|The Farm (Tennessee)||Lewis County, Tennessee||Stephen Gaskin||1971||present||Hippie Buddhist-inspired vegetarian community. De-collectivized in 1983.|
|Freeland Association||Washington||Dissident members of the Equality Colony||1900||1906||A socialist commune. The first settlers dissident members of the nearby Equality Colony. While the Freeland Association dissolved in 1906 the census-designated place (CDP) of Freeland, Washington continues to exist.|
|Post||Texas||C.W. Post||1907||now Post, Texas|

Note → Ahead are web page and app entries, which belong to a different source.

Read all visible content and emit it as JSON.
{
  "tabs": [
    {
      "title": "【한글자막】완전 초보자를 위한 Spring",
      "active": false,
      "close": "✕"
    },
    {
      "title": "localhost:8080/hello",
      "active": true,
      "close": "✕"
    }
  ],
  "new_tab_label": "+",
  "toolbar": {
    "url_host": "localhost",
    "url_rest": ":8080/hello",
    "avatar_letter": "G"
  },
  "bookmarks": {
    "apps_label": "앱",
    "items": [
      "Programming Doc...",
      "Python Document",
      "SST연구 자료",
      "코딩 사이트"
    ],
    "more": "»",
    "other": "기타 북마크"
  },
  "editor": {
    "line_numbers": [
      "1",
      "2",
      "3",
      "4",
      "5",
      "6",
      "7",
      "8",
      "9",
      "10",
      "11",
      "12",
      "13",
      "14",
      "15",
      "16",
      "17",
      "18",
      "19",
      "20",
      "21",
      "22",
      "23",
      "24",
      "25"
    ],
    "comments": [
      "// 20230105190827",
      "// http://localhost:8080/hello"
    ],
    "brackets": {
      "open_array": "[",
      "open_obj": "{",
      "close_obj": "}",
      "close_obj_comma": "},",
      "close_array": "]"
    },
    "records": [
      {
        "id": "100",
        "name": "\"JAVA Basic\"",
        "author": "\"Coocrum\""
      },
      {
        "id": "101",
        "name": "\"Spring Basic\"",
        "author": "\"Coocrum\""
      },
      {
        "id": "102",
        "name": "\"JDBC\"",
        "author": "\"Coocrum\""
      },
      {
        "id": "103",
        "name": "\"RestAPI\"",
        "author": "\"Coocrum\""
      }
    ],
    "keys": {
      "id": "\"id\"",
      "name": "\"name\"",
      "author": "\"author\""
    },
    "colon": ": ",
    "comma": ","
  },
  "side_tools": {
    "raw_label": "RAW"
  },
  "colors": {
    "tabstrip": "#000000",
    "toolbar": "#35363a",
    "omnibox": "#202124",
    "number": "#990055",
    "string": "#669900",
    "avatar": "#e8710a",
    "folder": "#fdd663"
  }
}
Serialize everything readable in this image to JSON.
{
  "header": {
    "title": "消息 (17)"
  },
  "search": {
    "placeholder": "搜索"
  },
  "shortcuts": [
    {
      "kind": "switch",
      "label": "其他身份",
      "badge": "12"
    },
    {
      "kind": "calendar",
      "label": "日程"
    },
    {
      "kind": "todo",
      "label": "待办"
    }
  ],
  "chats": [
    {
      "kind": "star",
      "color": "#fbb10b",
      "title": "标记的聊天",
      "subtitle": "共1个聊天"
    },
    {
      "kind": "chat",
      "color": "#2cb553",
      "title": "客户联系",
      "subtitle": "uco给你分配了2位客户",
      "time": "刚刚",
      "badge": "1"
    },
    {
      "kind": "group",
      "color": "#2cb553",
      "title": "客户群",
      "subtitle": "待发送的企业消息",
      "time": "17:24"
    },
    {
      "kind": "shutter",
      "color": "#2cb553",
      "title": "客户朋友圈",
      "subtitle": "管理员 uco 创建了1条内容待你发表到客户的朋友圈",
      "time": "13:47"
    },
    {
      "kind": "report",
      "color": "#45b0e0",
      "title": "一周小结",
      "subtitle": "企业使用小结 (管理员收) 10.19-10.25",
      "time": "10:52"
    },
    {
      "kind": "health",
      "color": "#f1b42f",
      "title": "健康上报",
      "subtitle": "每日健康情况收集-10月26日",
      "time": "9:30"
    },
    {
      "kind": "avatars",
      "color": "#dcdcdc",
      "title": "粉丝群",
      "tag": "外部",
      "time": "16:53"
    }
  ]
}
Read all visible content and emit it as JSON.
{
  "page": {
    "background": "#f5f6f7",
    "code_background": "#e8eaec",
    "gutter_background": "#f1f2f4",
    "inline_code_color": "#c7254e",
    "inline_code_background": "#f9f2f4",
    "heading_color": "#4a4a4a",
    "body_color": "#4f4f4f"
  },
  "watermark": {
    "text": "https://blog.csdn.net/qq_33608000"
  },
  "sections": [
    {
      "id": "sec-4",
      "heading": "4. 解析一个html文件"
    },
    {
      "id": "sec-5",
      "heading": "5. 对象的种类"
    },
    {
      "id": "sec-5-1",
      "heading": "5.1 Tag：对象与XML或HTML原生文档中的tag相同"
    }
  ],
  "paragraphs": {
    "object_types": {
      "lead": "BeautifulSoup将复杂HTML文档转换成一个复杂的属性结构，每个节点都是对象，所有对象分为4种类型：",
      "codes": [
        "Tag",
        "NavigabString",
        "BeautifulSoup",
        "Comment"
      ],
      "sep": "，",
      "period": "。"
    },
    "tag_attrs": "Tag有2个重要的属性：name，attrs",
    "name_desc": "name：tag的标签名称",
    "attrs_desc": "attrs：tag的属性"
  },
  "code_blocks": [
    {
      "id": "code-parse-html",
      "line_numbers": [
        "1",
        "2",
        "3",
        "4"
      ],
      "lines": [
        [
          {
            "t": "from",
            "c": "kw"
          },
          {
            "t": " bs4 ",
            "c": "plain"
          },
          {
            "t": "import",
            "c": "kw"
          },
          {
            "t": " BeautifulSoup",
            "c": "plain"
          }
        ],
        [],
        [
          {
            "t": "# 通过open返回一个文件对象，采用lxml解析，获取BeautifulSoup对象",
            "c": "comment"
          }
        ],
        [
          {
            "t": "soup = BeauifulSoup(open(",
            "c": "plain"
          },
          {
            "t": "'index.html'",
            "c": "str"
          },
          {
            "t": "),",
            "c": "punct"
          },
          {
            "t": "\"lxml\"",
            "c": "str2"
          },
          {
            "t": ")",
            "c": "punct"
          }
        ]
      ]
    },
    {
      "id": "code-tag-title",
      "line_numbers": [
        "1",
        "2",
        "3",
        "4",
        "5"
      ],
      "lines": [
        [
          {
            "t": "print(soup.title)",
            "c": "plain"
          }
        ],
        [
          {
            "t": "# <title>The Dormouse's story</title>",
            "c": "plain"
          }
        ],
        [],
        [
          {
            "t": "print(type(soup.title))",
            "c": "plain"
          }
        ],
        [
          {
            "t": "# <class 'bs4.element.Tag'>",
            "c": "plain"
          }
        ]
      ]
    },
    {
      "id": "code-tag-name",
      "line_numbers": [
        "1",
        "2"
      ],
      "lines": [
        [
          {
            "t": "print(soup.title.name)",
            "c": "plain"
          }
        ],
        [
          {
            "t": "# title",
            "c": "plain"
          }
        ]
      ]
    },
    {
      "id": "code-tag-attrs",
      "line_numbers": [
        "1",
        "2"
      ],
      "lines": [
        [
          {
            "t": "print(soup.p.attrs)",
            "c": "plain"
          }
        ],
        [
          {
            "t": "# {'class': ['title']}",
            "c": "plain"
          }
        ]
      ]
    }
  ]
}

|Llano del Rio||California||Job Harriman||1914||1918||Unbuilt project by architect and planner Alice Constance Austin with strong emphasis on shared domestic work|
|Twin Oaks||Virginia||1967||currently active|
- Morris, James M.; Kross, Andrea L. (2009). The A to Z of Utopianism. Scarecrow Press. ISBN 0810863359.
- Spann, Edward K. (1992). Hopedale: From Commune to Company Town, 1840-1920 (Urban life and urban landscape series ed.). Ohio: Ohio State University Press. ISBN 0814205755. Retrieved 29 August 2013.
- Spann, Edward K. (1992). Hopedale: From Commune to Company Town, 1840-1920 (Urban life and urban landscape series ed.). Ohio: Ohio State University Press. p. 71. ISBN 0814205755. Retrieved 29 August 2013.
- McCarville, Colin (2012). "Ceresco: A Utopian Community in Ripon, Wisconsin". Wisconsin: University of Wisconsin. Archived from the original on 21 August 2013. Retrieved 29 August 2013.
- Morris, James Matthew; Kross, Andrea L. (2004). Historical Dictionary of Utopianism. Scarecrow Press. pp. 108 and 111. ISBN 0810849127. Retrieved 29 August 2013.
- Entz, Gary R. (2013). Llewellyn Castle: A Worker's Cooperative on the Great Plains. University of Nebraska Press. ISBN 9780803245396.
- Miller, Kenneth E. (1972). Danish Socialism on the Kansas Prairie. Kansas State Historical Society.
- "Colorado's Utopian Colonies: Greeley and Nucla". Denver Public Library History. 2013-08-28. Retrieved 2016-12-20.
- "Frontier in Transition: A History of Southwestern Colorado (Chapter 7)". www.nps.gov. Retrieved 2016-12-20.
- Fairhope 1894-1954, The Story of a Single Tax Colony, Paul E. and Blanche R. Alyea, University of Alabama Press 1956
- Charles Pierce LeWarne, Utopias on Puget Sound, 1885–1915, Seattle, University of Washington State Press, 1975; pp. 114-28.
| <9></Fairhope 1894-1954, The Story of a Single Tax Colony
Paul E. and Blanche R. Alyea
University of Alabama Press 1956>